Community Managers place the highest relative value on content skills, although all three key roles give writing and communication high marks. Community managers’ content skills are focused on the development and production of community content and programs. At higher levels, those skills are less utilized, while being able to develop narratives and take a higher-level approach to how content fits
the overall story of the community becomes more relevant.
Top training needs underscore the subtle but important difference between how managers, strategists, and directors of community view their work through the lens of content. Managers find communication planning, such as the management of content calendars, their most critical skill set for development. Strategists and directors say they most need training in developing the community narrative, which gives members and those in the organization an understanding of the community’s role and value through data and storytelling. More tactical skills like multimedia storytelling, graphic design, and SEO optimization had appeal across roles. They may be incredibly valuable for some team members but are not needed by everyone in a community team.

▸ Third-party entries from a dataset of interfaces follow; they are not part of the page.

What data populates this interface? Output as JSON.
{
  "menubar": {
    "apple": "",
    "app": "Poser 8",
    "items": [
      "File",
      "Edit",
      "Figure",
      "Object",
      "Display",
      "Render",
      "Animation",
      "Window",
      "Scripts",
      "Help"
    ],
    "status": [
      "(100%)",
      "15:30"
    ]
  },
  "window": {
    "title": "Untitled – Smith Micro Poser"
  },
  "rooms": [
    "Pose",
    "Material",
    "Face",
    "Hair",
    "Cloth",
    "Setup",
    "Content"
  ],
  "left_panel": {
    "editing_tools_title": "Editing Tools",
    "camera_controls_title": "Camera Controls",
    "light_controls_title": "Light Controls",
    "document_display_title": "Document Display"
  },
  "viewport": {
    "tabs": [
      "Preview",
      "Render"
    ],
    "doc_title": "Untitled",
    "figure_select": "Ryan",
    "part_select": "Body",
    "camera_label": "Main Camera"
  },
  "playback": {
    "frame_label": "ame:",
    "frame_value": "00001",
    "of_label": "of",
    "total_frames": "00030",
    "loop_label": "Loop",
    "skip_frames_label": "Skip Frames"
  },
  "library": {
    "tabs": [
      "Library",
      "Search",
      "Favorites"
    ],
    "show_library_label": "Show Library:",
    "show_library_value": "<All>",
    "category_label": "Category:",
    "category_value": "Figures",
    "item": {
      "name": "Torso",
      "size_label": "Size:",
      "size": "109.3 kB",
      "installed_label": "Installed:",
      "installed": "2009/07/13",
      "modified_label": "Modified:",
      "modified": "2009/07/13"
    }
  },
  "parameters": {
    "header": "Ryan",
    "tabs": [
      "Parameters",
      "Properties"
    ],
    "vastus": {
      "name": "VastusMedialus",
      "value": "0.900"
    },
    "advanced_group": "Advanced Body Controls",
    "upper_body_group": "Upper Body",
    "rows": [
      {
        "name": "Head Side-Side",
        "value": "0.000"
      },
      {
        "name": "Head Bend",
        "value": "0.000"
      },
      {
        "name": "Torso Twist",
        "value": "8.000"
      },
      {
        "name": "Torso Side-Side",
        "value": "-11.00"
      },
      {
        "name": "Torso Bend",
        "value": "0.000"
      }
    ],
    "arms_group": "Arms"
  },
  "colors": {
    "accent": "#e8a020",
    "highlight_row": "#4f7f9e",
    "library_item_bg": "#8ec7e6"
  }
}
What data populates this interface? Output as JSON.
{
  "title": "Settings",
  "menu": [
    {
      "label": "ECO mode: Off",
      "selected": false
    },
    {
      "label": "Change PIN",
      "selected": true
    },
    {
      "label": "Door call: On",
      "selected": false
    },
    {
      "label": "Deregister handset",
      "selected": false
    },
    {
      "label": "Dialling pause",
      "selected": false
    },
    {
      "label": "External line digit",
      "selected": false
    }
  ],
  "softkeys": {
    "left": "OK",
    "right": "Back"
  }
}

CLIMBING THE LADDER
Our research shows that if you can’t communicate, your future in community (and your present) is in serious jeopardy. But moving up from a manager role can take one of two routes. Developing a specialty in a specific skill, such as multimedia or SEO can make you a valuable (and hard to replace) team member and can be a selling point for someone seeking or moving into a strategist or community content expert role. Growing into a director role can mean not just understanding how to tell stories, but how to weave those stories together into a compelling narrative that demonstrates the value of and need to invest in a community program.